Germany’s public healthcare system dates all the way back to the 19th century, and if you think “Hey, that sounds kind of old”, you’d be right – it’s actually the oldest system of its kind in Europe. Since the 1880s healthcare has changed and evolved with the times, and in its modern incarnation (the Gesetzliche Krankenversicherun, or GKV) isn’t that different from its contemporaries in the rest of Europe. If you’re a citizen who earns under €4,800, then 14.6% shared between you and your employer is automatically withheld and paid to a non-profit organization called a Krankenkassen as a form of social security.
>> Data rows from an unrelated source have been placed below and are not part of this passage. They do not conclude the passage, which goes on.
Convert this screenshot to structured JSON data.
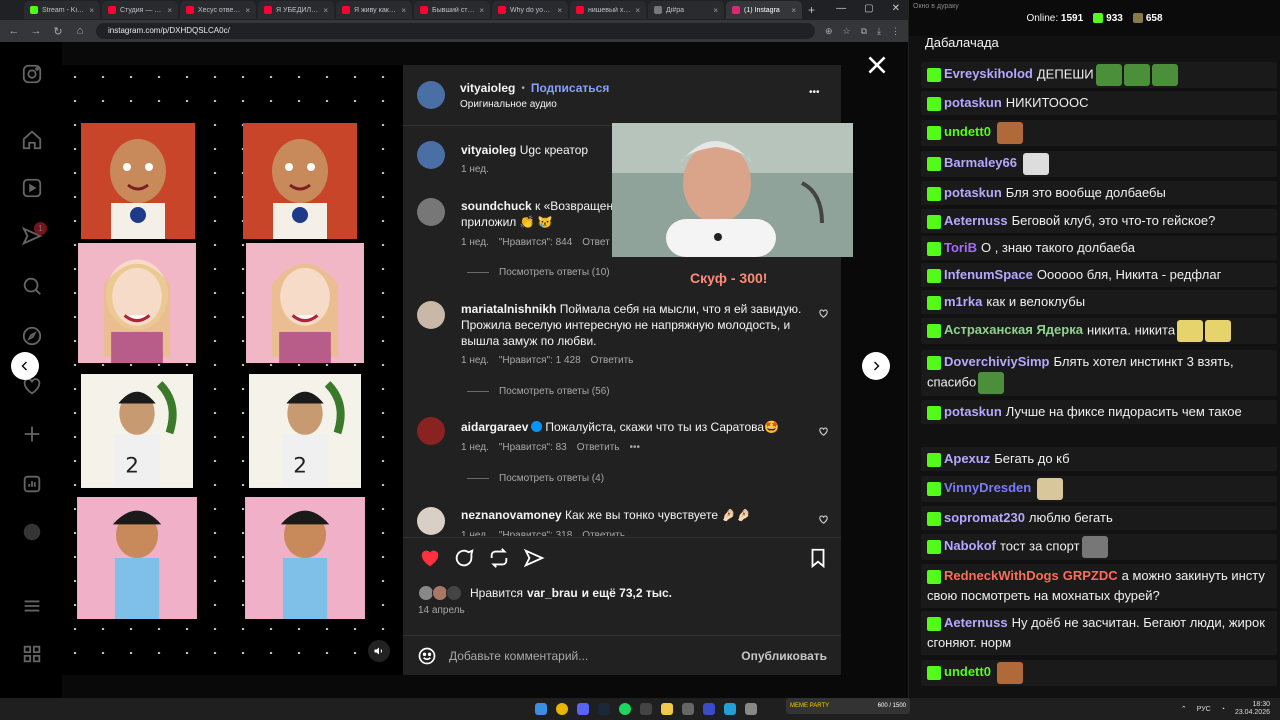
{
  "browser": {
    "tabs": [
      {
        "label": "Stream - Kick D",
        "color": "#53fc18"
      },
      {
        "label": "Студия — VK",
        "color": "#ff0033"
      },
      {
        "label": "Хесус ответил",
        "color": "#ff0033"
      },
      {
        "label": "Я УБЕДИЛ НЕ",
        "color": "#ff0033"
      },
      {
        "label": "Я живу как об",
        "color": "#ff0033"
      },
      {
        "label": "Бывший стрит",
        "color": "#ff0033"
      },
      {
        "label": "Why do young",
        "color": "#ff0033"
      },
      {
        "label": "нишевый хоуз",
        "color": "#ff0033"
      },
      {
        "label": "Ді#ра",
        "color": "#777777"
      },
      {
        "label": "(1) Instagra",
        "color": "#d62976",
        "active": true
      }
    ],
    "new_tab": "+",
    "url": "instagram.com/p/DXHDQSLCA0c/"
  },
  "post": {
    "author": "vityaioleg",
    "follow_label": "Подписаться",
    "dot": "•",
    "audio": "Оригинальное аудио",
    "more": "•••",
    "caption_author": "vityaioleg",
    "caption_text": "Ugc креатор",
    "caption_time": "1 нед.",
    "likes_prefix": "Нравится",
    "likes_user": "var_brau",
    "likes_suffix": "и ещё 73,2 тыс.",
    "date": "14 апрель",
    "comment_placeholder": "Добавьте комментарий...",
    "publish": "Опубликовать"
  },
  "comments": [
    {
      "user": "soundchuck",
      "text": "к «Возвращени",
      "text2": "приложил 👏 😿",
      "time": "1 нед.",
      "likes": "\"Нравится\": 844",
      "reply": "Ответ",
      "replies": "Посмотреть ответы (10)"
    },
    {
      "user": "mariatalnishnikh",
      "text": "Поймала себя на мысли, что я ей завидую. Прожила веселую интересную не напряжную молодость, и вышла замуж по любви.",
      "time": "1 нед.",
      "likes": "\"Нравится\": 1 428",
      "reply": "Ответить",
      "replies": "Посмотреть ответы (56)"
    },
    {
      "user": "aidargaraev",
      "text": "Пожалуйста, скажи что ты из Саратова🤩",
      "time": "1 нед.",
      "likes": "\"Нравится\": 83",
      "reply": "Ответить",
      "more": "•••",
      "replies": "Посмотреть ответы (4)"
    },
    {
      "user": "neznanovamoney",
      "text": "Как же вы тонко чувствуете 🤌🏻🤌🏻",
      "time": "1 нед.",
      "likes": "\"Нравится\": 318",
      "reply": "Ответить"
    }
  ],
  "facecam": {
    "caption": "Скуф - 300!"
  },
  "chat": {
    "window_title": "Окно в дураку",
    "online_label": "Online:",
    "online": "1591",
    "followers": "933",
    "subs": "658",
    "first_line": "Дабалачада",
    "messages": [
      {
        "user": "Evreyskiholod",
        "color": "#b6a8ff",
        "text": "ДЕПЕШИ",
        "emotes": [
          "#4b8f3a",
          "#4b8f3a",
          "#4b8f3a"
        ]
      },
      {
        "user": "potaskun",
        "color": "#b6a8ff",
        "text": "НИКИТОООС",
        "emotes": []
      },
      {
        "user": "undett0",
        "color": "#53fc18",
        "text": "",
        "emotes": [
          "#b06a3a"
        ]
      },
      {
        "user": "Barmaley66",
        "color": "#b6a8ff",
        "text": "",
        "emotes": [
          "#ddd"
        ]
      },
      {
        "user": "potaskun",
        "color": "#b6a8ff",
        "text": "Бля это вообще долбаебы",
        "emotes": []
      },
      {
        "user": "Aeternuss",
        "color": "#b6a8ff",
        "text": "Беговой клуб, это что-то гейское?",
        "emotes": []
      },
      {
        "user": "ToriB",
        "color": "#a56bff",
        "text": "О , знаю такого долбаеба",
        "emotes": []
      },
      {
        "user": "InfenumSpace",
        "color": "#b6a8ff",
        "text": "Оооооо бля, Никита - редфлаг",
        "emotes": []
      },
      {
        "user": "m1rka",
        "color": "#b6a8ff",
        "text": "как и велоклубы",
        "emotes": []
      },
      {
        "user": "Астраханская Ядерка",
        "color": "#8fd18f",
        "text": "никита. никита",
        "emotes": [
          "#e6d36b",
          "#e6d36b"
        ]
      },
      {
        "user": "DoverchiviySimp",
        "color": "#b6a8ff",
        "text": "Блять хотел инстинкт 3 взять, спасибо",
        "emotes": [
          "#4b8f3a"
        ]
      },
      {
        "user": "potaskun",
        "color": "#b6a8ff",
        "text": "Лучше на фиксе пидорасить чем такое",
        "emotes": []
      },
      {
        "user": "Apexuz",
        "color": "#b6a8ff",
        "text": "Бегать до кб",
        "emotes": []
      },
      {
        "user": "VinnyDresden",
        "color": "#7a7aff",
        "text": "",
        "emotes": [
          "#d8c79a"
        ]
      },
      {
        "user": "sopromat230",
        "color": "#b6a8ff",
        "text": "люблю бегать",
        "emotes": []
      },
      {
        "user": "Nabokof",
        "color": "#b6a8ff",
        "text": "тост за спорт",
        "emotes": [
          "#777"
        ]
      },
      {
        "user": "RedneckWithDogs",
        "color": "#ff6b5b",
        "extra": "GRPZDC",
        "text": "а можно закинуть инсту свою посмотреть на мохнатых фурей?",
        "emotes": []
      },
      {
        "user": "Aeternuss",
        "color": "#b6a8ff",
        "text": "Ну доёб не засчитан. Бегают люди, жирок сгоняют. норм",
        "emotes": []
      },
      {
        "user": "undett0",
        "color": "#53fc18",
        "text": "",
        "emotes": [
          "#b06a3a"
        ]
      }
    ]
  },
  "taskbar": {
    "lang": "РУС",
    "time": "18:30",
    "date": "23.04.2026",
    "meme_label": "MEME PARTY",
    "meme_progress": "600 / 1500"
  },
  "colors": {
    "follow": "#85a1ff",
    "like": "#ff3040",
    "kick": "#53fc18"
  }
}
If you earn less than €850 then your employer pays the whole amount, meaning that you won’t lose that 7.3% of your gross income in order to be insured. GKV is mandatory for employees, but at the same time is inexpensive – consider it the “basic” package, covering primary care, hospital care and certain dental procedures. Other sources of treatment like glasses, dental implants on any sorts of private treatments are not covered. While it’s not possible to be registered with GKV unless you’re employed by a German company, once you’re registered all members of your household (wife/husband, children, annoying mother-in-law) can all enjoy the same benefits at no extra cost.
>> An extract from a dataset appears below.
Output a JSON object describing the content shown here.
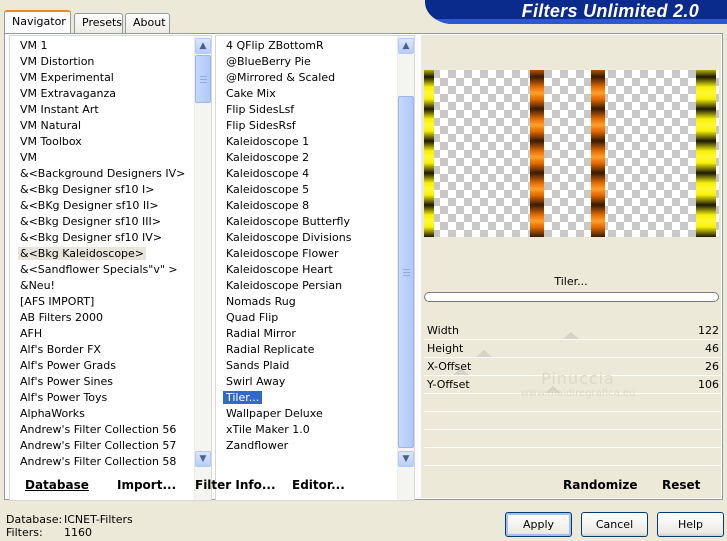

But let’s imagine that this peasant public insurance isn’t for you. No, you’re earning a lot more money (or, well, at least more than €4,800 a month), or maybe you’re an artist, freelancer, part-time worker or anyone who doesn’t qualify for the GKV. In that case no worries, the Private Krankenversicherung (or PKV) is for you. It covers a lot more potential problems than the GKV, but of course, the downside is that it’s paid separately from your salary (up to about €300 per month, depending on your insurance company and plan). The benefit of having a PKV in Germany as opposed to other countries, however, is that if you qualify for it you can opt out of the GKV, meaning that you get that 7.3% of your salary that’s typically reserved for insurance back.
If you’re not employed by a company and thus qualifying for a GKV, then doing some research on the PKV might be in your best interest. Though if you’re a citizen of an EU nation and only in Germany temporarily (under 3 months), you could be eligible for free health care as long as you’ve got an EHIC (European Health Insurance Card), though this solution still incurs some costs and isn’t ideal if you live in the country for longer than a few months. If you’re planning on becoming a German citizen, then a GKV or PKV might be a fantastic first step!